AIM OF THE TASK:
Look for the word "span" in the material below. Copy each line that has it.

──────── RECORDS TO USE

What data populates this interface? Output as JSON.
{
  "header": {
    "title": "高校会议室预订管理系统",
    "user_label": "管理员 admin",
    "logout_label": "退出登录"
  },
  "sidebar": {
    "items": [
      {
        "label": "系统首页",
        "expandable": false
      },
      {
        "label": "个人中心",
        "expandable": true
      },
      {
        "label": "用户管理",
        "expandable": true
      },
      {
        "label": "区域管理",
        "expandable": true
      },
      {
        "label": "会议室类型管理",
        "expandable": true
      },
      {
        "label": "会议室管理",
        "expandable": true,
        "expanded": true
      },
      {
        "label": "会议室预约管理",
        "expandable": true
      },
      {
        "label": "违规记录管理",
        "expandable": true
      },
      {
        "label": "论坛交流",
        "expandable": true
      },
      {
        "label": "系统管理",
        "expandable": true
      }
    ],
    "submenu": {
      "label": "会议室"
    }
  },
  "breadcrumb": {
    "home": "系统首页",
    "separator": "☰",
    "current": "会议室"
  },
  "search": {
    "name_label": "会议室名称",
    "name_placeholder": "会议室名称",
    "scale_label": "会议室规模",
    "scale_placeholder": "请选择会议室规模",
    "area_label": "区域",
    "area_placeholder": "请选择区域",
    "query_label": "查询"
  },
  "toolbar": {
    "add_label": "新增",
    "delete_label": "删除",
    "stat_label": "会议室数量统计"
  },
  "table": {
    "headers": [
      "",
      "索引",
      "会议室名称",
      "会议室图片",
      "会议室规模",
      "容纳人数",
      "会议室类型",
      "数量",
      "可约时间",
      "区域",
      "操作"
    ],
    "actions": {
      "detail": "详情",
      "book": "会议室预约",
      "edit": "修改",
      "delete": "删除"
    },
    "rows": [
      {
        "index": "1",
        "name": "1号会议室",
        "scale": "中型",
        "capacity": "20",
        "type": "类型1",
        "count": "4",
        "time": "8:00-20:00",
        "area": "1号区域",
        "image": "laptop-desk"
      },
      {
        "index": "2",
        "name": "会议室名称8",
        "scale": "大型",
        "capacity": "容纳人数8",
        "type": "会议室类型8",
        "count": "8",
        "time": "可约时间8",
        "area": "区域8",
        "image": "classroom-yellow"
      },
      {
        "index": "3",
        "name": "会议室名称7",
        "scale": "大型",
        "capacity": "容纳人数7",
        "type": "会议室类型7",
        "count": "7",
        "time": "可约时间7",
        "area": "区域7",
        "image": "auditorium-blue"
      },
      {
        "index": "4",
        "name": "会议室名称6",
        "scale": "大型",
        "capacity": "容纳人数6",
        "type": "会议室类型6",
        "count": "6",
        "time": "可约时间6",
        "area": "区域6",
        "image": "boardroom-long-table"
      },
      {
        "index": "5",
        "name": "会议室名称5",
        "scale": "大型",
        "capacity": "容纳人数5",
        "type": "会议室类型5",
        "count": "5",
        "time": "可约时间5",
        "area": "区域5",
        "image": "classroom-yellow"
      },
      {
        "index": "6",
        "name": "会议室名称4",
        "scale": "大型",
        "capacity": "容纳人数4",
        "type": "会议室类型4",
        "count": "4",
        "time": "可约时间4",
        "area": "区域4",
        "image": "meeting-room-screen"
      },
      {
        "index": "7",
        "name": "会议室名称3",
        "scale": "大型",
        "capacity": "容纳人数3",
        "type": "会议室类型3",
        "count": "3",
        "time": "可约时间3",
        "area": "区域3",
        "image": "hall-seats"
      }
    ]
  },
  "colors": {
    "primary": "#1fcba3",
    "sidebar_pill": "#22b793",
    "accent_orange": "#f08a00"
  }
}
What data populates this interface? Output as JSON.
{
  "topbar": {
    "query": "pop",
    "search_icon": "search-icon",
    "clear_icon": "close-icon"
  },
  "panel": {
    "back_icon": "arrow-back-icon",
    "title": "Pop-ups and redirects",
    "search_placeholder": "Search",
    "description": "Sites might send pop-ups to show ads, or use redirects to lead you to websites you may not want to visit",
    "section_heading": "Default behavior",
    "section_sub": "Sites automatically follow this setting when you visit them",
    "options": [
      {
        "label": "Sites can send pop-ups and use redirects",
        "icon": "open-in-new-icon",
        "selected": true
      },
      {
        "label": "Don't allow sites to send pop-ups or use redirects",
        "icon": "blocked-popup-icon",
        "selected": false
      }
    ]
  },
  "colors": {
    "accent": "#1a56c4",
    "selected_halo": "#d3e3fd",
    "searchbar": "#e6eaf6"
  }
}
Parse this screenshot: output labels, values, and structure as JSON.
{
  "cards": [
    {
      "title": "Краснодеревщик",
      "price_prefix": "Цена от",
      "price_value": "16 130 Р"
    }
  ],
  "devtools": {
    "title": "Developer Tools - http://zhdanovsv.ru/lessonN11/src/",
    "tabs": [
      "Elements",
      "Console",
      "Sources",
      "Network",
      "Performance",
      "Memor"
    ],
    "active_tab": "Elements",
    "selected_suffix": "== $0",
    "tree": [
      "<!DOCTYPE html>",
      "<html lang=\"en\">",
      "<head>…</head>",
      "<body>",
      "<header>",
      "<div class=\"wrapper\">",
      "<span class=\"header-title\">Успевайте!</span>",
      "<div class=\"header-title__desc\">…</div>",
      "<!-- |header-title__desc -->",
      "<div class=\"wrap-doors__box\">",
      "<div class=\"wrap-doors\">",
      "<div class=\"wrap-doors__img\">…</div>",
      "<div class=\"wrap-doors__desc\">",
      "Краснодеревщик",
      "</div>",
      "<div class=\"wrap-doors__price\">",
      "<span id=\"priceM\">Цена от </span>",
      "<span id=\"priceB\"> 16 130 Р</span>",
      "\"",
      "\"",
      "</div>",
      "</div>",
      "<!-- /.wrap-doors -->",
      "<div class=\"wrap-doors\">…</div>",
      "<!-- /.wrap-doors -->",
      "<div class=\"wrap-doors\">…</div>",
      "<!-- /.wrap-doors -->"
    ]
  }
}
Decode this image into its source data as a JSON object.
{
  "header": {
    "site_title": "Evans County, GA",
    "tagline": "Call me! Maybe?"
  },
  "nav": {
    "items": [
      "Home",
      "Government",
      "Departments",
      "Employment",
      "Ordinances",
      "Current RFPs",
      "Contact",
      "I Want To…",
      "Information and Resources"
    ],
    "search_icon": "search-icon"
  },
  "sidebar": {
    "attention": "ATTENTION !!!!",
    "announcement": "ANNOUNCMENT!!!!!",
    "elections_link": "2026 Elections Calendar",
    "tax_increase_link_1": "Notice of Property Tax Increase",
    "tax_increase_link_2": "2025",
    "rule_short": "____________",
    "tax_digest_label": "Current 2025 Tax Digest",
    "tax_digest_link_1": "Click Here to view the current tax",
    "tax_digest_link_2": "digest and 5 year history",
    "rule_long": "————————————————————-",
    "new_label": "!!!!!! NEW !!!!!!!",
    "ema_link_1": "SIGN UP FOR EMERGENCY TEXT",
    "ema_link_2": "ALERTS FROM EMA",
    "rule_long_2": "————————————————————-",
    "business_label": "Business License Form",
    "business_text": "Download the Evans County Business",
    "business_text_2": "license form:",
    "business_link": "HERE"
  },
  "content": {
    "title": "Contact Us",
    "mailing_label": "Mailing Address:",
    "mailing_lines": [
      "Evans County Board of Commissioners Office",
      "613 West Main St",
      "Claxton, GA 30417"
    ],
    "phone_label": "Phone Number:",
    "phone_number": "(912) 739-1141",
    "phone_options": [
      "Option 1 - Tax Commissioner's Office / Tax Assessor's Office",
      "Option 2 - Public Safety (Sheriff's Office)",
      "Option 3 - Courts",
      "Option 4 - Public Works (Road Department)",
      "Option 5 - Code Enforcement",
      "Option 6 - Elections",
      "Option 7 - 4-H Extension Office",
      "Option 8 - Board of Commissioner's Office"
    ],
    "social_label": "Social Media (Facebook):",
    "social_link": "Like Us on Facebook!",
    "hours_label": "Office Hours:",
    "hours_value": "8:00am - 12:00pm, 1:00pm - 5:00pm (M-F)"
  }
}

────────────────

THE ANSWER:
      "<span class=\"header-title\">Успевайте!</span>",
      "<span id=\"priceM\">Цена от </span>",
      "<span id=\"priceB\"> 16 130 Р</span>",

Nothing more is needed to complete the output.